**EXERCISE**
In your copy of the data below, reproduce every entry exactly and omit the pictures.

**RECORDS TO USE**

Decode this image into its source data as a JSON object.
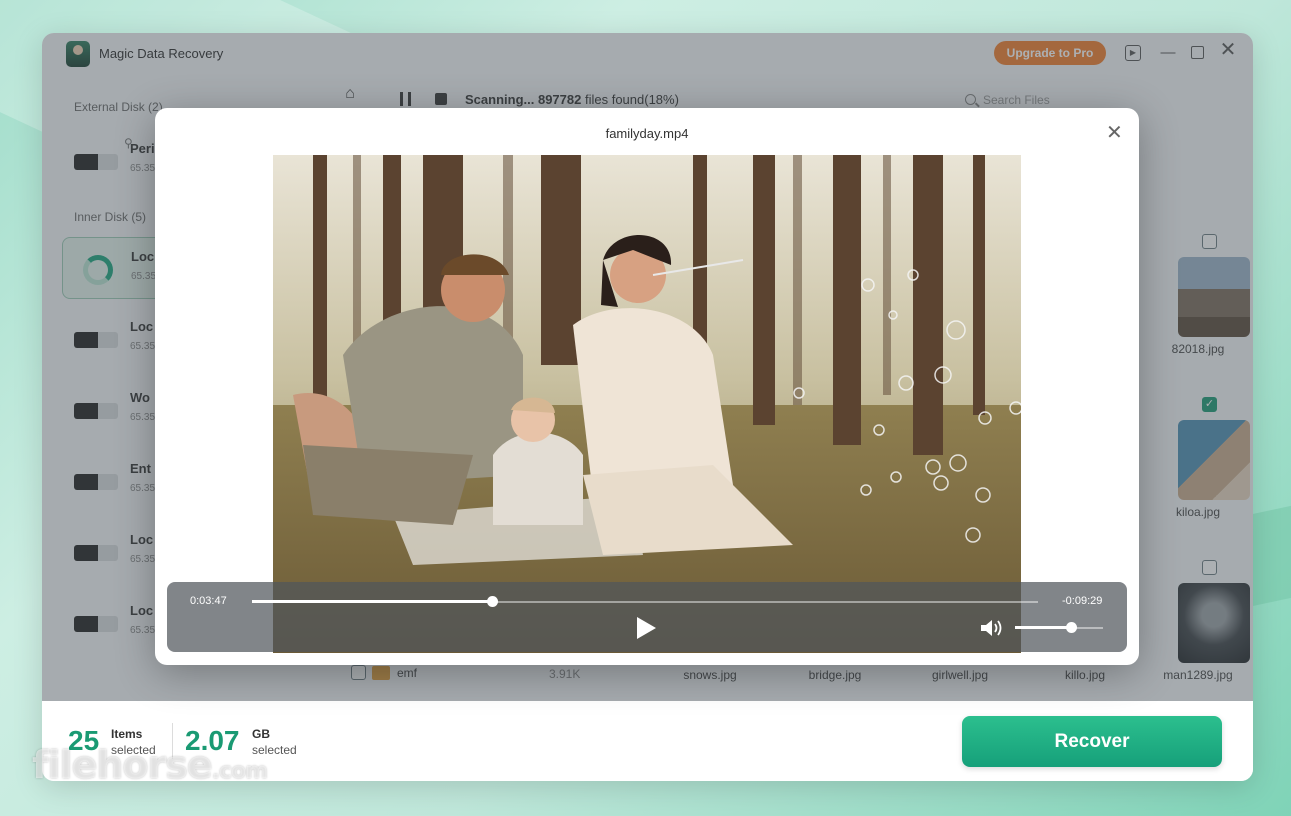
{
  "window": {
    "app_title": "Magic Data Recovery",
    "upgrade_label": "Upgrade to Pro"
  },
  "sidebar": {
    "external_label": "External Disk (2)",
    "inner_label": "Inner Disk (5)",
    "drives": [
      {
        "name": "Peri",
        "size": "65.35"
      },
      {
        "name": "Loc",
        "size": "65.35"
      },
      {
        "name": "Loc",
        "size": "65.35"
      },
      {
        "name": "Wo",
        "size": "65.35"
      },
      {
        "name": "Ent",
        "size": "65.35"
      },
      {
        "name": "Loc",
        "size": "65.35"
      },
      {
        "name": "Loc",
        "size": "65.35"
      }
    ]
  },
  "toolbar": {
    "scan_prefix": "Scanning...",
    "files_found": "897782",
    "files_suffix": "files found(18%)",
    "search_placeholder": "Search Files"
  },
  "grid": {
    "file_1": "82018.jpg",
    "file_2": "kiloa.jpg",
    "file_3": "man1289.jpg",
    "bottom_row": [
      "snows.jpg",
      "bridge.jpg",
      "girlwell.jpg",
      "killo.jpg"
    ]
  },
  "list_row": {
    "name": "emf",
    "size": "3.91K"
  },
  "preview": {
    "title": "familyday.mp4",
    "time_current": "0:03:47",
    "time_remaining": "-0:09:29",
    "progress": 0.306,
    "volume": 0.64
  },
  "footer": {
    "items_count": "25",
    "items_unit": "Items",
    "items_sub": "selected",
    "size_value": "2.07",
    "size_unit": "GB",
    "size_sub": "selected",
    "recover_label": "Recover"
  },
  "watermark": {
    "main": "filehorse",
    "suffix": ".com"
  },
  "colors": {
    "accent": "#1a9a73",
    "upgrade": "#f07c2a",
    "recover": "#22b183"
  }
}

**SOLUTION FOR THIS EXERCISE**
Decode this image into its source data as a JSON object.
{
  "window": {
    "app_title": "Magic Data Recovery",
    "upgrade_label": "Upgrade to Pro"
  },
  "sidebar": {
    "external_label": "External Disk (2)",
    "inner_label": "Inner Disk (5)",
    "drives": [
      {
        "name": "Peri",
        "size": "65.35"
      },
      {
        "name": "Loc",
        "size": "65.35"
      },
      {
        "name": "Loc",
        "size": "65.35"
      },
      {
        "name": "Wo",
        "size": "65.35"
      },
      {
        "name": "Ent",
        "size": "65.35"
      },
      {
        "name": "Loc",
        "size": "65.35"
      },
      {
        "name": "Loc",
        "size": "65.35"
      }
    ]
  },
  "toolbar": {
    "scan_prefix": "Scanning...",
    "files_found": "897782",
    "files_suffix": "files found(18%)",
    "search_placeholder": "Search Files"
  },
  "grid": {
    "file_1": "82018.jpg",
    "file_2": "kiloa.jpg",
    "file_3": "man1289.jpg",
    "bottom_row": [
      "snows.jpg",
      "bridge.jpg",
      "girlwell.jpg",
      "killo.jpg"
    ]
  },
  "list_row": {
    "name": "emf",
    "size": "3.91K"
  },
  "preview": {
    "title": "familyday.mp4",
    "time_current": "0:03:47",
    "time_remaining": "-0:09:29",
    "progress": 0.306,
    "volume": 0.64
  },
  "footer": {
    "items_count": "25",
    "items_unit": "Items",
    "items_sub": "selected",
    "size_value": "2.07",
    "size_unit": "GB",
    "size_sub": "selected",
    "recover_label": "Recover"
  },
  "watermark": {
    "main": "filehorse",
    "suffix": ".com"
  },
  "colors": {
    "accent": "#1a9a73",
    "upgrade": "#f07c2a",
    "recover": "#22b183"
  }
}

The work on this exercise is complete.